r ceding champions for Mary have indeed in our esteem; and that many i generally occupied. From a pru. of those, whom we have been long
dential regard for myself, I have accustomed to consider as able and « been careful not to take any chat upright statesmen, were, upon many i was untenable Froin a more dig, occasions, much less than honest
nified respect for facts, I have men. Such, however, is the hard been upon my guard, against that condition upon which we must regenerosity of compassion, for a ceive the truths now offered to us;
highly injured woman, which is and we must be content to accept « so apt to steal over the spirits, them (as we often do many other s and to impofe upon the judgment good things, with certain causes of • of an honest man. And while regret) accompanied with all the "I profess myself a warm friend unpleasing reflections they cannot
to Mary, I wish to be considered fail to excite in the mind of every S as a much warmer one to the reader. • cruth of history in writing, and "I began (says our author ) ", to the 'exercise of integrity in " with the conduct of Elizabeth life.”
and Murray, as acting in con. . 'Animated by these sentiments, of « federacy together. This was so the truth of which nothing but the well known in some of its parts, vehement and unjustifiable warmth and Atood forth to the eye fo of his style could make his readers prominent in all, that it arrested doubt for a moment, our authors my attention first, and was there. enters immediately into his subject, <fore the best calculated to faften and investigates, in the first volume, « first on my readers. In the de. all those very important facts, in the « tail of this conduct, regularly as history of the letters, contracts, and I have authenticated it, not merefonnets, which (as he says him ly by reference to the proving • self) carry their own power of s passages, but by an actual pro. o conviction with them, speak with « duction of the passages chem' energy to every mind, and go < felves ; we have seen Murray and « with an irresistible decisiveness to Elizabeth behaving in a most o the very heart and centre of the 5 dishonourable manner. Eliza. cause."

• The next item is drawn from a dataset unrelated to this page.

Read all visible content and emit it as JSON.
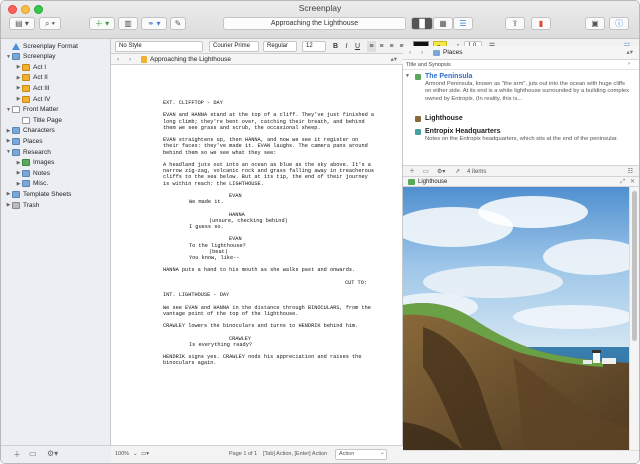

beth particularly appears in a It is not in our power to give our « light, that muit shock ber nureaders a better idea of what these "merous admirers greatly. Yet, facts are, and of the consequences fiat juftitia, ruat cælum. The he has drawn from them, than by low adulations of her own age, reporting in the author's own words, and the consenting flatteries of a kind of sunmary abstract of the succeeding times, have united to evidence, which he has given us by throw a blaze of glory around way of conclusion to this first vo. the head of this political faint, lume. We Thall be sorry to be con i to which she has as little claim vinced (but convinced we cannot as many of the religious faints in fail to be that so many characters, the calendar of Rome to their's. to which we have been used to look 'I admire her abilities, but I deo up with respect and admiration, upon « spise her principles. I admire a nearer inspection fink very low « her fagacity of understandings